Beyond populating exhibition spaces with her automatons, Lee has also engaged with projects that intervene directly into building sites. Hysteria, Elegance, Catharsis; words were never enough (2018) is a large-scale commission featuring a rare use of bright-orange silicon oil to color a plastic membrane for two large components placed inside of a large warehouse. The main component was rigged like a carcass hung from the beam, shifting in subtle movements caused by a gentle wind, while the other part of the work writhed around on the ground. In Saboteurs (2019), a similar gesture is undertaken into a former appliance turned electric car factory, this time with the work motorized and rigged to rotate vertically. Both works sit within and embed themselves into an economy of production that pushes the parameters of sculpture to an industrial size. Experienced at this scale, I’m intrigued about future directions that Lee could potentially take as the works interact on a level that intersects with the psychogeography of a city.

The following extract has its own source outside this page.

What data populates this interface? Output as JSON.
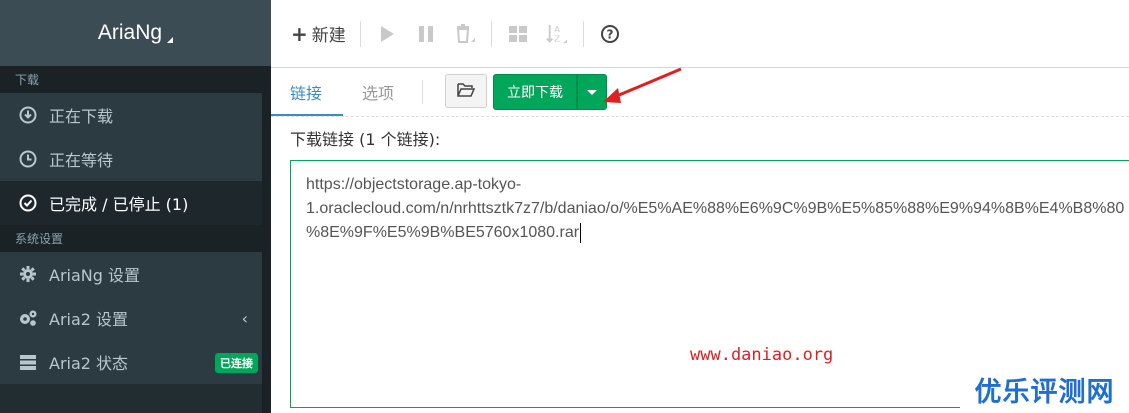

In her recent solo exhibition Look, I’m a fountain of filth raving mad with love at the Museum für Moderne Kunst, Frankfurt, she reveals a new fascination with concrete mixers. Stepping into Lee’s exhibition environments are like stumbling into the archaeological site of an alien, B-movie set. Through forms of metonymic play, the mixers’ rotating mouths are stuffed with a range of plastic entrails, condensing their primary work function into a series of makeshift gargoyles. As suggested in her titles, which use words such as “saboteurs,” “complicits,” and “liars,” many of her works are tethered loosely to a broad spectrum of influences to channel complex behavioral patterns, which often surface during extreme events of trauma or violence. Through a process akin to the resurrection of zombies, her automatons seem to retain only the faintest connection to memories from their previous life. In this vision of the grotesque, Lee has created a theatrical style of interrogating the darkest depths of contemporary life, demonstrating how quickly the seemingly banal innocence of its machinery can reveal a hidden inverse of depravity and dystopia.